“We are a generation that has only ever known triumphant liberalism,” Zemmour, 24, said of free market policies espoused to some extent by much of the West since the 1980s.
“Young people are practical, not ideological. They want the right to work, to get the same benefits as others, to be able to study without struggling.”
Europe’s old “68-ers” look at their own family and agree.
“My daughter is worried about jobs, about living in a country where welfare is unravelling,” filmmaker Romain Goupil, who at 16 led French high school students in the 1968 protests, said. “She is part of a reactionary generation.”
If revolutionary fervour is lacking in Europe’s youth, the labour groups that have in the past been the other major source of street protest are not the forces they used to be.
In late 1995, France’s transport networks were paralysed for weeks as unions led strikes and protests against welfare cuts by President Jacques Chirac’s conservative government.
Yet a 2007 law has since taken much of the bite out of union threats of strikes by requiring them to ensure a basic service for public transport. Subsequent legislation has granted education services and airlines similar protection.
Moreover the law forced unions to declare any protest well in advance, allowing one of the world’s best equipped police forces to plan meticulous surveillance and control over marches.
“France’s trade unions have been considerably weakened in the past decade. They face a crisis of confidence,” Stephane Sirot, a sociologist specialised in protest movements at the Universite de Cergy-Pontoise, said.
While the marches against ex-President Nicolas Sarkozy’s pensions reform in 2010 drew more people than any other in French history, his government was able to sit them out and pass the reform unchanged - a bitter defeat for the protest movement.
Across Europe, trade unions acknowledge they are struggling to appeal to young workers, many of whom do not enjoy the same labour protection of their older counterparts, and are failing to connect with Europe’s growing army of jobless.

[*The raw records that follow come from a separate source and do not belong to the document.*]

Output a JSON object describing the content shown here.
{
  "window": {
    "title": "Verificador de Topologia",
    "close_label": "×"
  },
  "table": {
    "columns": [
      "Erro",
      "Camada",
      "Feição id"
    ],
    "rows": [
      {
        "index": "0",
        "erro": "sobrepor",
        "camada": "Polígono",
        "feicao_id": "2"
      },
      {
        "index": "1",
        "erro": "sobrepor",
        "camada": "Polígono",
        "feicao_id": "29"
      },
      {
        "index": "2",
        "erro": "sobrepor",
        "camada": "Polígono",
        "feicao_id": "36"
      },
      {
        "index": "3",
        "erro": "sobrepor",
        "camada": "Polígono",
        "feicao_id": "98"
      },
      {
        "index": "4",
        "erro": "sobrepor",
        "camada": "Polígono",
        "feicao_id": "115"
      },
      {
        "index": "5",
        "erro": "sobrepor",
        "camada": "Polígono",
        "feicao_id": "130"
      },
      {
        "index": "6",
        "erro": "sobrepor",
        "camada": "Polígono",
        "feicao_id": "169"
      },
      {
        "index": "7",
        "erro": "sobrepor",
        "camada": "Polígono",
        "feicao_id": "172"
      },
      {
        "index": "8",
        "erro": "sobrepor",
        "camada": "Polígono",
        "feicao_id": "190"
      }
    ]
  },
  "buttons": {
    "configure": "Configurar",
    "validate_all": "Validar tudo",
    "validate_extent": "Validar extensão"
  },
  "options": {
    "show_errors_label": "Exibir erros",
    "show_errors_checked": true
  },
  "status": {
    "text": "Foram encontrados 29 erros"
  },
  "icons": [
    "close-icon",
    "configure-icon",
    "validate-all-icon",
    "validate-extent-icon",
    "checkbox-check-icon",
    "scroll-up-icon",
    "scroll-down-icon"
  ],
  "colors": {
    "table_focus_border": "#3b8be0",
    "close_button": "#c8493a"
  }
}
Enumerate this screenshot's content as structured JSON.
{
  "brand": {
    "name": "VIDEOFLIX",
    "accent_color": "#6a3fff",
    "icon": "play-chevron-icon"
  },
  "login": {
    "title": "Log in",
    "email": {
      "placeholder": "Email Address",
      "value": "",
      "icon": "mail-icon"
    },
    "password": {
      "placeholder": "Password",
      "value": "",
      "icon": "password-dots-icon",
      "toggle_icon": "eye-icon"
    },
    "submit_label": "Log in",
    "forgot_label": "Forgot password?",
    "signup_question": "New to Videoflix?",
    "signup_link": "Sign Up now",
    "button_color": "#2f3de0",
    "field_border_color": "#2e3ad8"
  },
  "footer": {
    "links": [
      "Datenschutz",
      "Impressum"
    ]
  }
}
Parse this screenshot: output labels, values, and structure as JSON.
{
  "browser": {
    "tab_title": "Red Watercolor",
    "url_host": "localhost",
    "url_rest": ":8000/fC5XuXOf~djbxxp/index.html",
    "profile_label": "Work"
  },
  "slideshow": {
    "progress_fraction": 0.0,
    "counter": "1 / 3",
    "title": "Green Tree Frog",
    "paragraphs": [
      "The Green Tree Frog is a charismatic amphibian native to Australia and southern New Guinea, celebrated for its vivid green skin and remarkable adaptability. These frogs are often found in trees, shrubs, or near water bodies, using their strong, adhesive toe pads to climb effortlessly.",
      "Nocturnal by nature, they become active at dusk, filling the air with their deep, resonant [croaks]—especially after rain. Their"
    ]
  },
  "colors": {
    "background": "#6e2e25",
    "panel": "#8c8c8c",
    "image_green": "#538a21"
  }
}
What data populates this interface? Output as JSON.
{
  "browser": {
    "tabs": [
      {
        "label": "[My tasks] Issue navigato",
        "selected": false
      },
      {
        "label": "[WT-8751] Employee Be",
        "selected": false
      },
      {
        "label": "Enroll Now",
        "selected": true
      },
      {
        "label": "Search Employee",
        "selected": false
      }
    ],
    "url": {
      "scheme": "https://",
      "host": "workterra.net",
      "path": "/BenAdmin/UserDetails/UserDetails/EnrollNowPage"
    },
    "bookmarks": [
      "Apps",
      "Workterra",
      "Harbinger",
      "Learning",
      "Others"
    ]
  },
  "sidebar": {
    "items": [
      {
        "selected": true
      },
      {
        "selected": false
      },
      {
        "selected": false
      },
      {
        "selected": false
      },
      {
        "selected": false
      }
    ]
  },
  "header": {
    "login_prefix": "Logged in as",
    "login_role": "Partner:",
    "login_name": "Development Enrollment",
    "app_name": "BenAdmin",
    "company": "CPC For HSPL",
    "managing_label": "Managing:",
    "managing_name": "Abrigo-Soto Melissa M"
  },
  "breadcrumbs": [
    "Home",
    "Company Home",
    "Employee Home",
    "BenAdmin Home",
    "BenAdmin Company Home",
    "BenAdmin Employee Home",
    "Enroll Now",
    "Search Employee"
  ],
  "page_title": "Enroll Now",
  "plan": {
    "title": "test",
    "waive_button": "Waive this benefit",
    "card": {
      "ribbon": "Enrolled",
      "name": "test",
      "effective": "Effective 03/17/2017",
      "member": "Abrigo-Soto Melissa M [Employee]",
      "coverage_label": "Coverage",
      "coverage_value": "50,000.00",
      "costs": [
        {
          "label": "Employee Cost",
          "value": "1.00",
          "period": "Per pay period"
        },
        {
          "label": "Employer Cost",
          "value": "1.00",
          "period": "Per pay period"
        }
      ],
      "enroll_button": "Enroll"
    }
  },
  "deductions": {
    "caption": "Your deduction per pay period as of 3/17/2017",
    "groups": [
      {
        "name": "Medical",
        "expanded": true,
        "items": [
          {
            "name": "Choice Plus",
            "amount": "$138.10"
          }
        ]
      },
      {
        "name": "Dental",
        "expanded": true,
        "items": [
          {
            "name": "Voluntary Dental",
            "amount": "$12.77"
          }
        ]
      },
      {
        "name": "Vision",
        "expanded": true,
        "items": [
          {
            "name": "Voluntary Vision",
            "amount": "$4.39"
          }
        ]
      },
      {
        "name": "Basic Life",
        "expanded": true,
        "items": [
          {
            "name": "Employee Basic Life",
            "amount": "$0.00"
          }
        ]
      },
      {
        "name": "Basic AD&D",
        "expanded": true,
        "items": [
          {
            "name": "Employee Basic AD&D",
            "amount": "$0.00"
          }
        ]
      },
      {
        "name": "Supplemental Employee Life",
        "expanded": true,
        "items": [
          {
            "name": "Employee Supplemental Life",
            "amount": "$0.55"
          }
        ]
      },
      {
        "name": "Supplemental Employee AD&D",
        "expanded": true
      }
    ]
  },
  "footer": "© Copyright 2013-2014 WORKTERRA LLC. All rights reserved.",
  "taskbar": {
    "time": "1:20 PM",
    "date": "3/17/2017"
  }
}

At threatened factories such as Peugeot PSA’s plant in Aulnay, near Paris, union leaders have warned of a “shock” campaign to force the company to save their jobs. But so far, protests have been limited and stopped short of disruption.
An April poll of 600 European managers conducted for U.S.-based insurer Ace Group highlighted austerity-related protests as one concern for business, noting 32 percent of those surveyed cited the threat of terrorism and political violence as the most relevant or important risk to their businesses.
So far there is little evidence that the prospect of unrest in Europe driving companies away from the continent.
While U.S. carmaker Ford has announced plans to scrap 6,200 jobs in Europe to reflect tough auto sector and wider economic conditions, its decision to shift some output to low-cost Spain underlined that social tensions there were not a concern.
“I think we were satisfied with the environment that we see in Spain. Just as we are in all of Western Europe. I guess I should say it just wasn’t a factor,” said Chief Financial Officer Bob Shanks.
“Frankly, most of Europe has managed the social pressures of a very, very difficult environment relatively well so far.”
Additional reporting by Paul Day in Madrid; Alexandra Hudson in Berlin; Deepa Seetharaman in Detroit; Editing by Anna Willard